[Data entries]
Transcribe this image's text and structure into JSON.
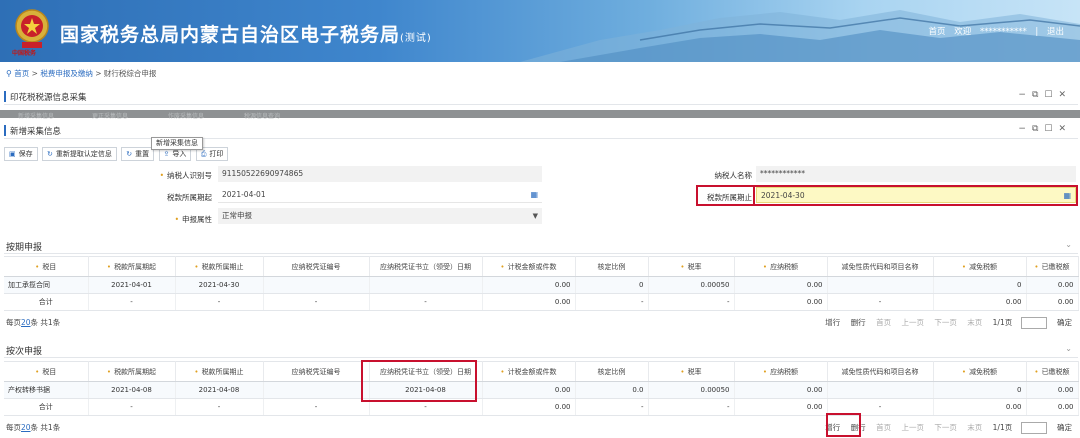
{
  "header": {
    "emblem_caption": "中国税务",
    "title": "国家税务总局内蒙古自治区电子税务局",
    "title_tag": "(测试)",
    "home_link": "首页",
    "welcome": "欢迎",
    "username": "***********",
    "separator": "|",
    "logout": "退出"
  },
  "breadcrumb": {
    "home": "首页",
    "sep1": ">",
    "level1": "税费申报及缴纳",
    "sep2": ">",
    "current": "财行税综合申报"
  },
  "panel1": {
    "title": "印花税税源信息采集"
  },
  "ghost_buttons": [
    "新增采集信息",
    "更正采集信息",
    "作废采集信息",
    "税源信息查询"
  ],
  "panel2": {
    "title": "新增采集信息"
  },
  "window_controls": {
    "minimize": "−",
    "restore": "⧉",
    "maximize": "☐",
    "close": "✕"
  },
  "toolbar": {
    "save": "保存",
    "refetch": "重新提取认定信息",
    "reset": "重置",
    "import": "导入",
    "print": "打印",
    "tooltip": "新增采集信息"
  },
  "form": {
    "taxpayer_id_label": "纳税人识别号",
    "taxpayer_id_value": "91150522690974865",
    "taxpayer_name_label": "纳税人名称",
    "taxpayer_name_value": "************",
    "period_start_label": "税款所属期起",
    "period_start_value": "2021-04-01",
    "period_end_label": "税款所属期止",
    "period_end_value": "2021-04-30",
    "attr_label": "申报属性",
    "attr_value": "正常申报"
  },
  "grid_headers": [
    "税目",
    "税款所属期起",
    "税款所属期止",
    "应纳税凭证编号",
    "应纳税凭证书立（领受）日期",
    "计税金额或件数",
    "核定比例",
    "税率",
    "应纳税额",
    "减免性质代码和项目名称",
    "减免税额",
    "已缴税额"
  ],
  "grid_required": [
    true,
    true,
    true,
    false,
    false,
    true,
    false,
    true,
    true,
    false,
    true,
    true
  ],
  "section1": {
    "title": "按期申报",
    "row": [
      "加工承揽合同",
      "2021-04-01",
      "2021-04-30",
      "",
      "",
      "0.00",
      "0",
      "0.00050",
      "0.00",
      "",
      "0",
      "0.00"
    ],
    "total": [
      "合计",
      "-",
      "-",
      "-",
      "-",
      "0.00",
      "-",
      "-",
      "0.00",
      "-",
      "0.00",
      "0.00"
    ]
  },
  "section2": {
    "title": "按次申报",
    "row": [
      "产权转移书据",
      "2021-04-08",
      "2021-04-08",
      "",
      "2021-04-08",
      "0.00",
      "0.0",
      "0.00050",
      "0.00",
      "",
      "0",
      "0.00"
    ],
    "total": [
      "合计",
      "-",
      "-",
      "-",
      "-",
      "0.00",
      "-",
      "-",
      "0.00",
      "-",
      "0.00",
      "0.00"
    ]
  },
  "pager": {
    "per_page_prefix": "每页",
    "per_page": "20",
    "per_page_suffix": "条 共1条",
    "add_row": "增行",
    "delete_row": "删行",
    "first": "首页",
    "prev": "上一页",
    "next": "下一页",
    "last": "末页",
    "page_info": "1/1页",
    "confirm": "确定"
  }
}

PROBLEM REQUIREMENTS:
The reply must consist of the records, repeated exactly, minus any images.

RESULT OF THIS EXERCISE:
Transcribe this image's text and structure into JSON.
{
  "header": {
    "emblem_caption": "中国税务",
    "title": "国家税务总局内蒙古自治区电子税务局",
    "title_tag": "(测试)",
    "home_link": "首页",
    "welcome": "欢迎",
    "username": "***********",
    "separator": "|",
    "logout": "退出"
  },
  "breadcrumb": {
    "home": "首页",
    "sep1": ">",
    "level1": "税费申报及缴纳",
    "sep2": ">",
    "current": "财行税综合申报"
  },
  "panel1": {
    "title": "印花税税源信息采集"
  },
  "ghost_buttons": [
    "新增采集信息",
    "更正采集信息",
    "作废采集信息",
    "税源信息查询"
  ],
  "panel2": {
    "title": "新增采集信息"
  },
  "window_controls": {
    "minimize": "−",
    "restore": "⧉",
    "maximize": "☐",
    "close": "✕"
  },
  "toolbar": {
    "save": "保存",
    "refetch": "重新提取认定信息",
    "reset": "重置",
    "import": "导入",
    "print": "打印",
    "tooltip": "新增采集信息"
  },
  "form": {
    "taxpayer_id_label": "纳税人识别号",
    "taxpayer_id_value": "91150522690974865",
    "taxpayer_name_label": "纳税人名称",
    "taxpayer_name_value": "************",
    "period_start_label": "税款所属期起",
    "period_start_value": "2021-04-01",
    "period_end_label": "税款所属期止",
    "period_end_value": "2021-04-30",
    "attr_label": "申报属性",
    "attr_value": "正常申报"
  },
  "grid_headers": [
    "税目",
    "税款所属期起",
    "税款所属期止",
    "应纳税凭证编号",
    "应纳税凭证书立（领受）日期",
    "计税金额或件数",
    "核定比例",
    "税率",
    "应纳税额",
    "减免性质代码和项目名称",
    "减免税额",
    "已缴税额"
  ],
  "grid_required": [
    true,
    true,
    true,
    false,
    false,
    true,
    false,
    true,
    true,
    false,
    true,
    true
  ],
  "section1": {
    "title": "按期申报",
    "row": [
      "加工承揽合同",
      "2021-04-01",
      "2021-04-30",
      "",
      "",
      "0.00",
      "0",
      "0.00050",
      "0.00",
      "",
      "0",
      "0.00"
    ],
    "total": [
      "合计",
      "-",
      "-",
      "-",
      "-",
      "0.00",
      "-",
      "-",
      "0.00",
      "-",
      "0.00",
      "0.00"
    ]
  },
  "section2": {
    "title": "按次申报",
    "row": [
      "产权转移书据",
      "2021-04-08",
      "2021-04-08",
      "",
      "2021-04-08",
      "0.00",
      "0.0",
      "0.00050",
      "0.00",
      "",
      "0",
      "0.00"
    ],
    "total": [
      "合计",
      "-",
      "-",
      "-",
      "-",
      "0.00",
      "-",
      "-",
      "0.00",
      "-",
      "0.00",
      "0.00"
    ]
  },
  "pager": {
    "per_page_prefix": "每页",
    "per_page": "20",
    "per_page_suffix": "条 共1条",
    "add_row": "增行",
    "delete_row": "删行",
    "first": "首页",
    "prev": "上一页",
    "next": "下一页",
    "last": "末页",
    "page_info": "1/1页",
    "confirm": "确定"
  }
}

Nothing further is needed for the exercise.